§ **Available data**:
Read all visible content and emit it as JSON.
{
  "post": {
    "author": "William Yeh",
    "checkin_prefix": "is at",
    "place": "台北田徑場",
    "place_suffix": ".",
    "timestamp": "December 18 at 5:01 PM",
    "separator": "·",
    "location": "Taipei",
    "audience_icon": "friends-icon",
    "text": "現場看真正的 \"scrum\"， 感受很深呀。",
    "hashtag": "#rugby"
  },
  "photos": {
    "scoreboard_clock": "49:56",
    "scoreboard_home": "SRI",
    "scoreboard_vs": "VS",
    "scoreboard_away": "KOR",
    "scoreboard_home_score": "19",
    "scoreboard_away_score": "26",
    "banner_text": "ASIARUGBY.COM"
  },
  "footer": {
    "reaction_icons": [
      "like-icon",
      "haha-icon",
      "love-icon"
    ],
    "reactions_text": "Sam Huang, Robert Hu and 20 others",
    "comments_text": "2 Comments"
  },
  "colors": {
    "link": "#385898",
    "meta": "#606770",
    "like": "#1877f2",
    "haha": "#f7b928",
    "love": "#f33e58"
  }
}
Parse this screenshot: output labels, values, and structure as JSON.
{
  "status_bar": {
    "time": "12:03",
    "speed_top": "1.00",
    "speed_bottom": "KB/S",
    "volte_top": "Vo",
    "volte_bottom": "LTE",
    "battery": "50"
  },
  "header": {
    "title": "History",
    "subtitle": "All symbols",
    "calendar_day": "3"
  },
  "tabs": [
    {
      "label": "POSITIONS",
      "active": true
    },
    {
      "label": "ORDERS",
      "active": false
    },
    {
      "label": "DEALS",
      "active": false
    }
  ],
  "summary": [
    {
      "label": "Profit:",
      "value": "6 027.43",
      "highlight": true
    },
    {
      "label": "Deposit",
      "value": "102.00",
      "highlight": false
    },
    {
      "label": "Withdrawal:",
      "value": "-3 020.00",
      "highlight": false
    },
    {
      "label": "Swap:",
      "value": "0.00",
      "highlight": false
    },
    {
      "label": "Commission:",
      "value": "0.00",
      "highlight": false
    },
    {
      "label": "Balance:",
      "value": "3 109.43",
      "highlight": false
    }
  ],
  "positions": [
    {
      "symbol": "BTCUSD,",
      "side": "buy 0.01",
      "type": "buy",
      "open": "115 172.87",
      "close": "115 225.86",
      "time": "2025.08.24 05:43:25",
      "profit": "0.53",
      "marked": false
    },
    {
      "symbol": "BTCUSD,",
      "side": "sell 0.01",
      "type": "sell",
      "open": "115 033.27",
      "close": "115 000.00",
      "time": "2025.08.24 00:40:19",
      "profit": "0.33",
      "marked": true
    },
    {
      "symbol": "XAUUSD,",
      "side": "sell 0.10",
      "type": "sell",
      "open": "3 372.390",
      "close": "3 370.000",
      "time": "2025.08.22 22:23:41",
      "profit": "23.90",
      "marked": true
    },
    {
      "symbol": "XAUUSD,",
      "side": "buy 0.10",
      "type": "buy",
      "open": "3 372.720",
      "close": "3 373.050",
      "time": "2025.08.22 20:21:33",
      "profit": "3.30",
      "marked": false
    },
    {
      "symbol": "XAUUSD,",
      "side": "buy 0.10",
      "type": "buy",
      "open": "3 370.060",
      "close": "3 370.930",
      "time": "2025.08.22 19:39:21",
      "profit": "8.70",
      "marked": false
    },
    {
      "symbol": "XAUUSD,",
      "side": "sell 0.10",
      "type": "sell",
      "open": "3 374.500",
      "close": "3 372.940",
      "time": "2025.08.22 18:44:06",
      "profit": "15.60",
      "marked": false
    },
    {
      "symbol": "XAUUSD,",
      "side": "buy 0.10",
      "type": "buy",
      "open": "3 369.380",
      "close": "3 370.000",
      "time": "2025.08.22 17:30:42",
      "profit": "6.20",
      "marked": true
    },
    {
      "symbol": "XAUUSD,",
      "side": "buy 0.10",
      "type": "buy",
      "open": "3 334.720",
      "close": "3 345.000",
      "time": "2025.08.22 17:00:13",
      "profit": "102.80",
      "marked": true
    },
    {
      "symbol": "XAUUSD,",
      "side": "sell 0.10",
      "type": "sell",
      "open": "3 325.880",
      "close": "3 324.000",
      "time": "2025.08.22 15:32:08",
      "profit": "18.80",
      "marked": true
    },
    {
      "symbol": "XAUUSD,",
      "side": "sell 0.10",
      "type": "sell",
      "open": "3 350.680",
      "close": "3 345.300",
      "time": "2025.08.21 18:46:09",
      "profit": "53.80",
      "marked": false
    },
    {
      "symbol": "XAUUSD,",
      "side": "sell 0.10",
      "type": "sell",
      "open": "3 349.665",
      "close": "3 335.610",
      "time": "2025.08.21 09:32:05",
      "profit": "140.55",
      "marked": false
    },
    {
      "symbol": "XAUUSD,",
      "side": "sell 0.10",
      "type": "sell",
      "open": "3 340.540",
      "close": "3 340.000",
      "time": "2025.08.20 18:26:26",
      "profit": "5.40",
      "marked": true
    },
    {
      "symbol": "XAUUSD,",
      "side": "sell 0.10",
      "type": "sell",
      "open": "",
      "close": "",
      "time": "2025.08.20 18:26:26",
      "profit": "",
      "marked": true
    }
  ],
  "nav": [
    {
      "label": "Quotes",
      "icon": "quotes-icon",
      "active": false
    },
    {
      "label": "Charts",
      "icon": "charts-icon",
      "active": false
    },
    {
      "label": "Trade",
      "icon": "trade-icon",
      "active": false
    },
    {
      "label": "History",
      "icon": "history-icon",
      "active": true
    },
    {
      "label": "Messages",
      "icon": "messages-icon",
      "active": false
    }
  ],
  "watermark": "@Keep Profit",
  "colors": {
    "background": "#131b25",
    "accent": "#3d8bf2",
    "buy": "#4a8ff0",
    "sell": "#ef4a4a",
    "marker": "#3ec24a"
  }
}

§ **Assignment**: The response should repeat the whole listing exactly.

§ **Answer space**:
Read all visible content and emit it as JSON.
{
  "post": {
    "author": "William Yeh",
    "checkin_prefix": "is at",
    "place": "台北田徑場",
    "place_suffix": ".",
    "timestamp": "December 18 at 5:01 PM",
    "separator": "·",
    "location": "Taipei",
    "audience_icon": "friends-icon",
    "text": "現場看真正的 \"scrum\"， 感受很深呀。",
    "hashtag": "#rugby"
  },
  "photos": {
    "scoreboard_clock": "49:56",
    "scoreboard_home": "SRI",
    "scoreboard_vs": "VS",
    "scoreboard_away": "KOR",
    "scoreboard_home_score": "19",
    "scoreboard_away_score": "26",
    "banner_text": "ASIARUGBY.COM"
  },
  "footer": {
    "reaction_icons": [
      "like-icon",
      "haha-icon",
      "love-icon"
    ],
    "reactions_text": "Sam Huang, Robert Hu and 20 others",
    "comments_text": "2 Comments"
  },
  "colors": {
    "link": "#385898",
    "meta": "#606770",
    "like": "#1877f2",
    "haha": "#f7b928",
    "love": "#f33e58"
  }
}
Parse this screenshot: output labels, values, and structure as JSON.
{
  "status_bar": {
    "time": "12:03",
    "speed_top": "1.00",
    "speed_bottom": "KB/S",
    "volte_top": "Vo",
    "volte_bottom": "LTE",
    "battery": "50"
  },
  "header": {
    "title": "History",
    "subtitle": "All symbols",
    "calendar_day": "3"
  },
  "tabs": [
    {
      "label": "POSITIONS",
      "active": true
    },
    {
      "label": "ORDERS",
      "active": false
    },
    {
      "label": "DEALS",
      "active": false
    }
  ],
  "summary": [
    {
      "label": "Profit:",
      "value": "6 027.43",
      "highlight": true
    },
    {
      "label": "Deposit",
      "value": "102.00",
      "highlight": false
    },
    {
      "label": "Withdrawal:",
      "value": "-3 020.00",
      "highlight": false
    },
    {
      "label": "Swap:",
      "value": "0.00",
      "highlight": false
    },
    {
      "label": "Commission:",
      "value": "0.00",
      "highlight": false
    },
    {
      "label": "Balance:",
      "value": "3 109.43",
      "highlight": false
    }
  ],
  "positions": [
    {
      "symbol": "BTCUSD,",
      "side": "buy 0.01",
      "type": "buy",
      "open": "115 172.87",
      "close": "115 225.86",
      "time": "2025.08.24 05:43:25",
      "profit": "0.53",
      "marked": false
    },
    {
      "symbol": "BTCUSD,",
      "side": "sell 0.01",
      "type": "sell",
      "open": "115 033.27",
      "close": "115 000.00",
      "time": "2025.08.24 00:40:19",
      "profit": "0.33",
      "marked": true
    },
    {
      "symbol": "XAUUSD,",
      "side": "sell 0.10",
      "type": "sell",
      "open": "3 372.390",
      "close": "3 370.000",
      "time": "2025.08.22 22:23:41",
      "profit": "23.90",
      "marked": true
    },
    {
      "symbol": "XAUUSD,",
      "side": "buy 0.10",
      "type": "buy",
      "open": "3 372.720",
      "close": "3 373.050",
      "time": "2025.08.22 20:21:33",
      "profit": "3.30",
      "marked": false
    },
    {
      "symbol": "XAUUSD,",
      "side": "buy 0.10",
      "type": "buy",
      "open": "3 370.060",
      "close": "3 370.930",
      "time": "2025.08.22 19:39:21",
      "profit": "8.70",
      "marked": false
    },
    {
      "symbol": "XAUUSD,",
      "side": "sell 0.10",
      "type": "sell",
      "open": "3 374.500",
      "close": "3 372.940",
      "time": "2025.08.22 18:44:06",
      "profit": "15.60",
      "marked": false
    },
    {
      "symbol": "XAUUSD,",
      "side": "buy 0.10",
      "type": "buy",
      "open": "3 369.380",
      "close": "3 370.000",
      "time": "2025.08.22 17:30:42",
      "profit": "6.20",
      "marked": true
    },
    {
      "symbol": "XAUUSD,",
      "side": "buy 0.10",
      "type": "buy",
      "open": "3 334.720",
      "close": "3 345.000",
      "time": "2025.08.22 17:00:13",
      "profit": "102.80",
      "marked": true
    },
    {
      "symbol": "XAUUSD,",
      "side": "sell 0.10",
      "type": "sell",
      "open": "3 325.880",
      "close": "3 324.000",
      "time": "2025.08.22 15:32:08",
      "profit": "18.80",
      "marked": true
    },
    {
      "symbol": "XAUUSD,",
      "side": "sell 0.10",
      "type": "sell",
      "open": "3 350.680",
      "close": "3 345.300",
      "time": "2025.08.21 18:46:09",
      "profit": "53.80",
      "marked": false
    },
    {
      "symbol": "XAUUSD,",
      "side": "sell 0.10",
      "type": "sell",
      "open": "3 349.665",
      "close": "3 335.610",
      "time": "2025.08.21 09:32:05",
      "profit": "140.55",
      "marked": false
    },
    {
      "symbol": "XAUUSD,",
      "side": "sell 0.10",
      "type": "sell",
      "open": "3 340.540",
      "close": "3 340.000",
      "time": "2025.08.20 18:26:26",
      "profit": "5.40",
      "marked": true
    },
    {
      "symbol": "XAUUSD,",
      "side": "sell 0.10",
      "type": "sell",
      "open": "",
      "close": "",
      "time": "2025.08.20 18:26:26",
      "profit": "",
      "marked": true
    }
  ],
  "nav": [
    {
      "label": "Quotes",
      "icon": "quotes-icon",
      "active": false
    },
    {
      "label": "Charts",
      "icon": "charts-icon",
      "active": false
    },
    {
      "label": "Trade",
      "icon": "trade-icon",
      "active": false
    },
    {
      "label": "History",
      "icon": "history-icon",
      "active": true
    },
    {
      "label": "Messages",
      "icon": "messages-icon",
      "active": false
    }
  ],
  "watermark": "@Keep Profit",
  "colors": {
    "background": "#131b25",
    "accent": "#3d8bf2",
    "buy": "#4a8ff0",
    "sell": "#ef4a4a",
    "marker": "#3ec24a"
  }
}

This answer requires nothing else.